*** Opening of Data for this task ***
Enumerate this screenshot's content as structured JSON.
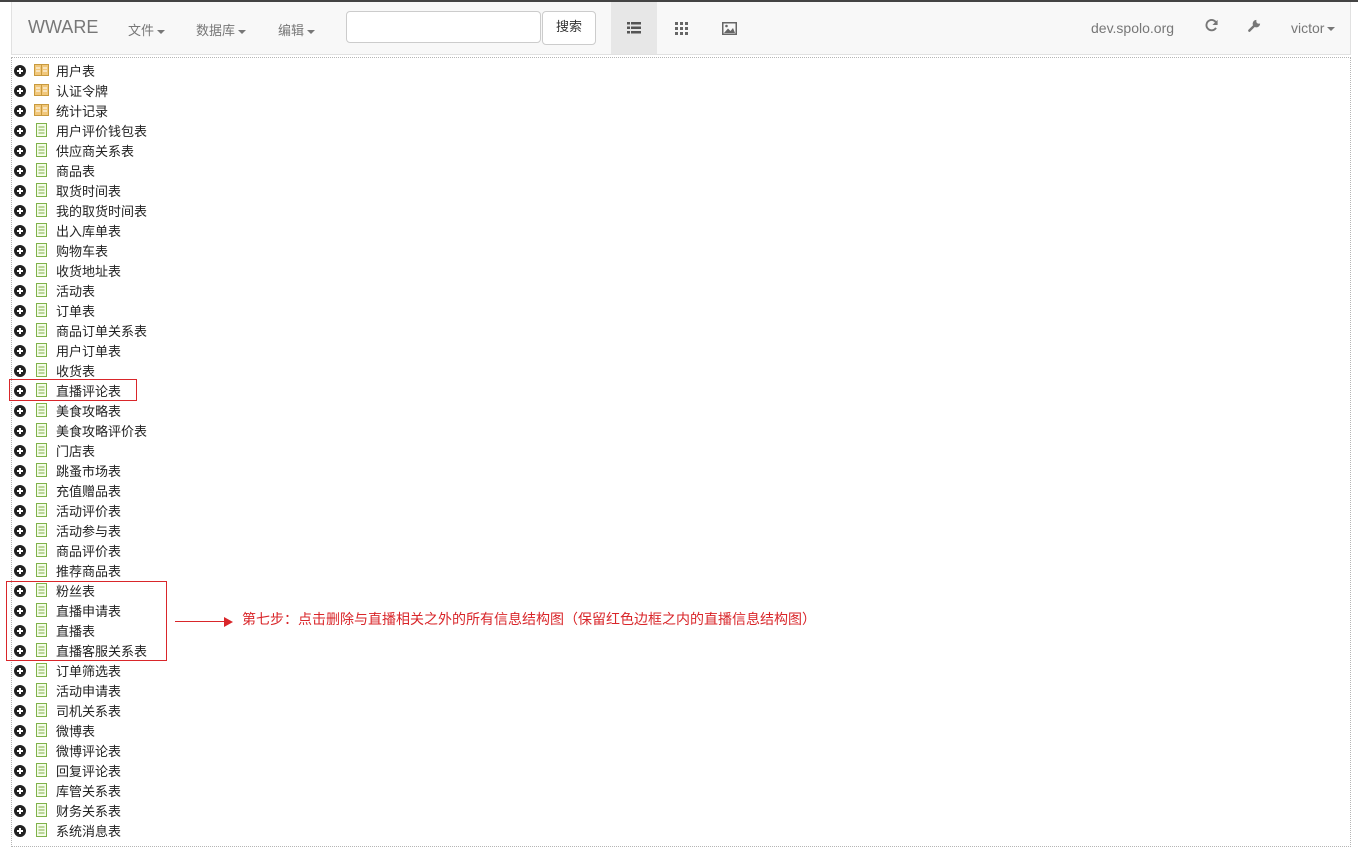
{
  "navbar": {
    "brand": "WWARE",
    "menus": [
      {
        "label": "文件"
      },
      {
        "label": "数据库"
      },
      {
        "label": "编辑"
      }
    ],
    "search": {
      "placeholder": "",
      "button_label": "搜索"
    },
    "view_modes": [
      {
        "icon": "list-view-icon",
        "active": true
      },
      {
        "icon": "grid-view-icon",
        "active": false
      },
      {
        "icon": "image-view-icon",
        "active": false
      }
    ],
    "host": "dev.spolo.org",
    "refresh_icon": "refresh-icon",
    "settings_icon": "wrench-icon",
    "user": "victor"
  },
  "tree": {
    "items": [
      {
        "label": "用户表",
        "icon": "folder-table-icon"
      },
      {
        "label": "认证令牌",
        "icon": "folder-table-icon"
      },
      {
        "label": "统计记录",
        "icon": "folder-table-icon"
      },
      {
        "label": "用户评价钱包表",
        "icon": "document-icon"
      },
      {
        "label": "供应商关系表",
        "icon": "document-icon"
      },
      {
        "label": "商品表",
        "icon": "document-icon"
      },
      {
        "label": "取货时间表",
        "icon": "document-icon"
      },
      {
        "label": "我的取货时间表",
        "icon": "document-icon"
      },
      {
        "label": "出入库单表",
        "icon": "document-icon"
      },
      {
        "label": "购物车表",
        "icon": "document-icon"
      },
      {
        "label": "收货地址表",
        "icon": "document-icon"
      },
      {
        "label": "活动表",
        "icon": "document-icon"
      },
      {
        "label": "订单表",
        "icon": "document-icon"
      },
      {
        "label": "商品订单关系表",
        "icon": "document-icon"
      },
      {
        "label": "用户订单表",
        "icon": "document-icon"
      },
      {
        "label": "收货表",
        "icon": "document-icon"
      },
      {
        "label": "直播评论表",
        "icon": "document-icon"
      },
      {
        "label": "美食攻略表",
        "icon": "document-icon"
      },
      {
        "label": "美食攻略评价表",
        "icon": "document-icon"
      },
      {
        "label": "门店表",
        "icon": "document-icon"
      },
      {
        "label": "跳蚤市场表",
        "icon": "document-icon"
      },
      {
        "label": "充值赠品表",
        "icon": "document-icon"
      },
      {
        "label": "活动评价表",
        "icon": "document-icon"
      },
      {
        "label": "活动参与表",
        "icon": "document-icon"
      },
      {
        "label": "商品评价表",
        "icon": "document-icon"
      },
      {
        "label": "推荐商品表",
        "icon": "document-icon"
      },
      {
        "label": "粉丝表",
        "icon": "document-icon"
      },
      {
        "label": "直播申请表",
        "icon": "document-icon"
      },
      {
        "label": "直播表",
        "icon": "document-icon"
      },
      {
        "label": "直播客服关系表",
        "icon": "document-icon"
      },
      {
        "label": "订单筛选表",
        "icon": "document-icon"
      },
      {
        "label": "活动申请表",
        "icon": "document-icon"
      },
      {
        "label": "司机关系表",
        "icon": "document-icon"
      },
      {
        "label": "微博表",
        "icon": "document-icon"
      },
      {
        "label": "微博评论表",
        "icon": "document-icon"
      },
      {
        "label": "回复评论表",
        "icon": "document-icon"
      },
      {
        "label": "库管关系表",
        "icon": "document-icon"
      },
      {
        "label": "财务关系表",
        "icon": "document-icon"
      },
      {
        "label": "系统消息表",
        "icon": "document-icon"
      }
    ]
  },
  "annotation": {
    "text": "第七步：点击删除与直播相关之外的所有信息结构图（保留红色边框之内的直播信息结构图）",
    "color": "#d9262a"
  }
}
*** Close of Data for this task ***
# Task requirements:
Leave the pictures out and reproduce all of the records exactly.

# Completed task:
Enumerate this screenshot's content as structured JSON.
{
  "navbar": {
    "brand": "WWARE",
    "menus": [
      {
        "label": "文件"
      },
      {
        "label": "数据库"
      },
      {
        "label": "编辑"
      }
    ],
    "search": {
      "placeholder": "",
      "button_label": "搜索"
    },
    "view_modes": [
      {
        "icon": "list-view-icon",
        "active": true
      },
      {
        "icon": "grid-view-icon",
        "active": false
      },
      {
        "icon": "image-view-icon",
        "active": false
      }
    ],
    "host": "dev.spolo.org",
    "refresh_icon": "refresh-icon",
    "settings_icon": "wrench-icon",
    "user": "victor"
  },
  "tree": {
    "items": [
      {
        "label": "用户表",
        "icon": "folder-table-icon"
      },
      {
        "label": "认证令牌",
        "icon": "folder-table-icon"
      },
      {
        "label": "统计记录",
        "icon": "folder-table-icon"
      },
      {
        "label": "用户评价钱包表",
        "icon": "document-icon"
      },
      {
        "label": "供应商关系表",
        "icon": "document-icon"
      },
      {
        "label": "商品表",
        "icon": "document-icon"
      },
      {
        "label": "取货时间表",
        "icon": "document-icon"
      },
      {
        "label": "我的取货时间表",
        "icon": "document-icon"
      },
      {
        "label": "出入库单表",
        "icon": "document-icon"
      },
      {
        "label": "购物车表",
        "icon": "document-icon"
      },
      {
        "label": "收货地址表",
        "icon": "document-icon"
      },
      {
        "label": "活动表",
        "icon": "document-icon"
      },
      {
        "label": "订单表",
        "icon": "document-icon"
      },
      {
        "label": "商品订单关系表",
        "icon": "document-icon"
      },
      {
        "label": "用户订单表",
        "icon": "document-icon"
      },
      {
        "label": "收货表",
        "icon": "document-icon"
      },
      {
        "label": "直播评论表",
        "icon": "document-icon"
      },
      {
        "label": "美食攻略表",
        "icon": "document-icon"
      },
      {
        "label": "美食攻略评价表",
        "icon": "document-icon"
      },
      {
        "label": "门店表",
        "icon": "document-icon"
      },
      {
        "label": "跳蚤市场表",
        "icon": "document-icon"
      },
      {
        "label": "充值赠品表",
        "icon": "document-icon"
      },
      {
        "label": "活动评价表",
        "icon": "document-icon"
      },
      {
        "label": "活动参与表",
        "icon": "document-icon"
      },
      {
        "label": "商品评价表",
        "icon": "document-icon"
      },
      {
        "label": "推荐商品表",
        "icon": "document-icon"
      },
      {
        "label": "粉丝表",
        "icon": "document-icon"
      },
      {
        "label": "直播申请表",
        "icon": "document-icon"
      },
      {
        "label": "直播表",
        "icon": "document-icon"
      },
      {
        "label": "直播客服关系表",
        "icon": "document-icon"
      },
      {
        "label": "订单筛选表",
        "icon": "document-icon"
      },
      {
        "label": "活动申请表",
        "icon": "document-icon"
      },
      {
        "label": "司机关系表",
        "icon": "document-icon"
      },
      {
        "label": "微博表",
        "icon": "document-icon"
      },
      {
        "label": "微博评论表",
        "icon": "document-icon"
      },
      {
        "label": "回复评论表",
        "icon": "document-icon"
      },
      {
        "label": "库管关系表",
        "icon": "document-icon"
      },
      {
        "label": "财务关系表",
        "icon": "document-icon"
      },
      {
        "label": "系统消息表",
        "icon": "document-icon"
      }
    ]
  },
  "annotation": {
    "text": "第七步：点击删除与直播相关之外的所有信息结构图（保留红色边框之内的直播信息结构图）",
    "color": "#d9262a"
  }
}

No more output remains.